“In retrospect, my favorite boats, the ones that I enjoyed the most, were the Beetle cats that I sailed out of the Edgewood Yacht Club as a youngster and the Sea Sprite that I sailed out of the Bristol Yacht Club,” Herb recalls. “The racing was challenging, to be sure, but uppermost in my mind was the old Corinthian maxim of “playing by the rules.”

“When I was a kid,” Herb continues, “sailing and racing my Beetle, I would sit at the leeward end of the starting line and watch and listen to the S-boat start. All you heard was the sound of the boat slicing through the waves. There was no yelling; just sailing and looking for a decent start.”

“But when I had the most luck racing was in the Sea Sprite because I not only had a good boat, but I had an excellent crew with my son Rob; it was a great combination. It enabled me to concentrate on one thing, sailing that boat. I didn’t have to do anything else. Our whole strategy was to be very light-footed and do as much with the least amount of movement in the boat as possible, and it worked wonders for us. We had very good success.”

“But regarding the S-boats, before the start of their races, I would get out there in my Beetle and watch. I loved the S-boats, and they were the biggest fleet by far of all of the racing boats at the time. I would go out and sit to leeward of the starting line, you know, I shouldn’t have been there, but that’s where I’d go, and I’d sit there and just listen and watch these beautiful boats and these great sailors. It was during the war, so most of the men were in their forties. They were too old to be drafted, so they were home, and the way that they raced, in the Corinthian way, earned them a lot of respect for that type of sailing.”

“Watching them taught me how to sail to win and, at the same time, how to be a good sportsman with no yelling. I didn’t hear any yelling. Only occasionally, one guy in the fleet would raise his voice. The rest were always gentlemen, too busy focusing on getting a good start. I loved it.”

Herb recalls that his father, also Herb Browne (senior), had a little motorboat that he used to follow the boats around within the Beetle class races at Edgewood. On one occasion, young Herb junior was in a race and another boat cut in front of his Beetle at the last minute, frustrating his attempts to win the race. “We were racing in very light air, and we were finishing, and I was vying for the lead at the time. Suddenly, the guy who was next to me to windward got a puff of wind, and it brought him ahead, also stealing my wind at the same time, so I was not able to win the race. I finished second, which wasn’t bad at all, but I got upset and pounded my fist on the deck. After that, all I can remember is my father calling out to me. He rarely spoke up, but in this case, he was quite annoyed. He was not yelling but shouting my name, and by the tone of it, I knew that I was in trouble.

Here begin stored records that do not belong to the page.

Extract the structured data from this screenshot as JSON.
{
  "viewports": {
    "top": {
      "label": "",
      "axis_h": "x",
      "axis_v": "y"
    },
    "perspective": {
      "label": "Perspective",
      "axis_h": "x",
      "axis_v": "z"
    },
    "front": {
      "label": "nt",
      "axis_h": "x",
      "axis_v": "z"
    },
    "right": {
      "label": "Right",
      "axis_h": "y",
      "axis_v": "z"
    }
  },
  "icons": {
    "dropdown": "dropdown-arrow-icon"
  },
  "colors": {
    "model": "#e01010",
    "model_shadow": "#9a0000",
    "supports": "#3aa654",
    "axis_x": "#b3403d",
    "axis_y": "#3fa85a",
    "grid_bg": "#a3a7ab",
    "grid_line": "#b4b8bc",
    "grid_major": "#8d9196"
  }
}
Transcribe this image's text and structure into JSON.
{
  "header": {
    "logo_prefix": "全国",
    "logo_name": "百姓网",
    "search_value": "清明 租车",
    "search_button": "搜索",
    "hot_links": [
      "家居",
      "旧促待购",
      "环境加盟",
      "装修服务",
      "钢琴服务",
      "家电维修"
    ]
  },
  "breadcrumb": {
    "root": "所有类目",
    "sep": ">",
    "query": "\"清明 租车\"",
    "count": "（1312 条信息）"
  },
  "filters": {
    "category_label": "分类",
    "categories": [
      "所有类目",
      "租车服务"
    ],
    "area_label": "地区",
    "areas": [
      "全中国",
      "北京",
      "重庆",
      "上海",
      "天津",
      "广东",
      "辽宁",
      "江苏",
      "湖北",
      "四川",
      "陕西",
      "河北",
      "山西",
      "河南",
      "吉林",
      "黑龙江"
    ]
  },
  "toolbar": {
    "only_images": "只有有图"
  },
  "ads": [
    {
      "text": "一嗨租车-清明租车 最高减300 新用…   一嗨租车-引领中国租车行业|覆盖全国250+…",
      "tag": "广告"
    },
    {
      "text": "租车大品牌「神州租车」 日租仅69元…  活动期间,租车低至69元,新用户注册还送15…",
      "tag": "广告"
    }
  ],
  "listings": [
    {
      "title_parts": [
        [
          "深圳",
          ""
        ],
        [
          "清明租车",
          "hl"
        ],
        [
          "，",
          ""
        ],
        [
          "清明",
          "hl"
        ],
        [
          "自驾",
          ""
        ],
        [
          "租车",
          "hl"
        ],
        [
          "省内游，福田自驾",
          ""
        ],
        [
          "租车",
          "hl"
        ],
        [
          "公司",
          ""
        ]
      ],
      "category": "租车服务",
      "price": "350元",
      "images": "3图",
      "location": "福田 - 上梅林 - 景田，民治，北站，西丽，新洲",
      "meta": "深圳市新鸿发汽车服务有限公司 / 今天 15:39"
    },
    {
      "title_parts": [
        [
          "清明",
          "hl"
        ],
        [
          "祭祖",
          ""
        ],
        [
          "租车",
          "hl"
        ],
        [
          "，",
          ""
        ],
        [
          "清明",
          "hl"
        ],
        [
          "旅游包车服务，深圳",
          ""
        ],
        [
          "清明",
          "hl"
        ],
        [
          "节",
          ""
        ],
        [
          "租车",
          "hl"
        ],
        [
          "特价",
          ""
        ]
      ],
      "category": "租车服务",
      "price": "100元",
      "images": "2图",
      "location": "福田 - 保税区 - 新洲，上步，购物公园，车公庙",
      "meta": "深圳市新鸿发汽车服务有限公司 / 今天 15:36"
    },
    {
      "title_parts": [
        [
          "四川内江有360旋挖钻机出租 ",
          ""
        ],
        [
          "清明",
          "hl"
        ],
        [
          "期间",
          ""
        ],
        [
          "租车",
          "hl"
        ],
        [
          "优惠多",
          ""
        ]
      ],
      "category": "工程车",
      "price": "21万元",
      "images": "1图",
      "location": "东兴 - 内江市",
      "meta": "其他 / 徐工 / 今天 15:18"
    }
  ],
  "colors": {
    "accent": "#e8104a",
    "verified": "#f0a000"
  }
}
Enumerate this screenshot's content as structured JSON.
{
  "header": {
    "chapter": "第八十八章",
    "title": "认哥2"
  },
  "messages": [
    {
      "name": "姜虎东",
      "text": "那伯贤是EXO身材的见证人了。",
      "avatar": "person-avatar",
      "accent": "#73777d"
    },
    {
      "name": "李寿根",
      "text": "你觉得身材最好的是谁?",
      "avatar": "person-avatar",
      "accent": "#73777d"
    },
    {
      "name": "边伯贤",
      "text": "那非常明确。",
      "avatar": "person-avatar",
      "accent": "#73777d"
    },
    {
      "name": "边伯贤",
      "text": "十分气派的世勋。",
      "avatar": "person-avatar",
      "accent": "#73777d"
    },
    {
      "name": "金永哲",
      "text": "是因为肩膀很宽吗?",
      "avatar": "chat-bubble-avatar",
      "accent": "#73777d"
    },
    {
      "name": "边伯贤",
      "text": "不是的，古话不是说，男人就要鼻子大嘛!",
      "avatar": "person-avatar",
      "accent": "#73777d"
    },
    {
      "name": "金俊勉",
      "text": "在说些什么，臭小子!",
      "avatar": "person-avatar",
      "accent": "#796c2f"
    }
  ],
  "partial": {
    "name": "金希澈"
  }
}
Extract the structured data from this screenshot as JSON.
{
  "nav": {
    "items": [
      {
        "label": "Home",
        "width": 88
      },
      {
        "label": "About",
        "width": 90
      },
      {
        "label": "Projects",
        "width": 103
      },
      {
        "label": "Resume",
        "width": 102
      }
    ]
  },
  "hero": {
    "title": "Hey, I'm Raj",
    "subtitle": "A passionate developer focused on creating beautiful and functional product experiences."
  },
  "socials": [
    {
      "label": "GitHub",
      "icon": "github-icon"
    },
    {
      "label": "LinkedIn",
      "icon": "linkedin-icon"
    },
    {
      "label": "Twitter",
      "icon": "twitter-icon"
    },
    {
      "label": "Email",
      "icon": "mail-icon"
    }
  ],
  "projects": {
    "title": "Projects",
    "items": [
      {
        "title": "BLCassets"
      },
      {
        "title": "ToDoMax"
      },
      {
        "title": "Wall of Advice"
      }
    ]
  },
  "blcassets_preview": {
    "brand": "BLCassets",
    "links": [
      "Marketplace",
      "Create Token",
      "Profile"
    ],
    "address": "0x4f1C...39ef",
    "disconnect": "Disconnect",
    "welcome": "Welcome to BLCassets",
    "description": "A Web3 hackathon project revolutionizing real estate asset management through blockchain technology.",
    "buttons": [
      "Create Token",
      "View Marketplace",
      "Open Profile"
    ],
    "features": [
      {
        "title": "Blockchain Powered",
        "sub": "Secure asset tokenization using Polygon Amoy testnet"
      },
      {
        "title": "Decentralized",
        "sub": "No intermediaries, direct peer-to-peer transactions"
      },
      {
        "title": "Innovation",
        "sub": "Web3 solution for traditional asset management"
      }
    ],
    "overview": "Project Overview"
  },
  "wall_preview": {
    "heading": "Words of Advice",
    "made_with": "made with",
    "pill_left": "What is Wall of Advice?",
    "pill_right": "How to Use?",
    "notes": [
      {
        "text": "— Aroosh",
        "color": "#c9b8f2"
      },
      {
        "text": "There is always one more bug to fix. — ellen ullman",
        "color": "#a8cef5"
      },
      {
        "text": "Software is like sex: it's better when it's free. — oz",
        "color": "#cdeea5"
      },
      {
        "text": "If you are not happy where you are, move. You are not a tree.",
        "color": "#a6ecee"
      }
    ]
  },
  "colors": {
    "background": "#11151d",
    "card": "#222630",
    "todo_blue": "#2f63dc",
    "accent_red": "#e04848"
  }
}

As soon as I stepped off that boat, he was there waiting for me and evidently not pleased. “We’ve got to talk,” he said, and we went into the junior room, and he said, quite firmly, “You’re out there to win, yes, but you are also out there to win like a gentleman, like a young man. And I don’t ever want to hear or see any more pounding of decks.” And with that, he walked away. That was it; the lesson, for me, was learned.”

Sailboat racing is a sport, an art, a competition whereby young people learn to be sportsmen, something that sometimes seems to be forgotten today. But Past Commodore Browne remembers how he and others of his generation learned, and back then, everyone played by the rules and treated one another with respect. “But isn’t that what life is really all about? Just doing your best without infringing on someone else’s pleasure?”

Capt. Mike Martel sails out of Bristol, R.I., holds a 100-ton master’s license and is a lifelong boating and marine industry enthusiast. He enjoys delivering boats to destinations along the U.S. east coast and in the Caribbean and writing about his experiences on the water and other marine topics.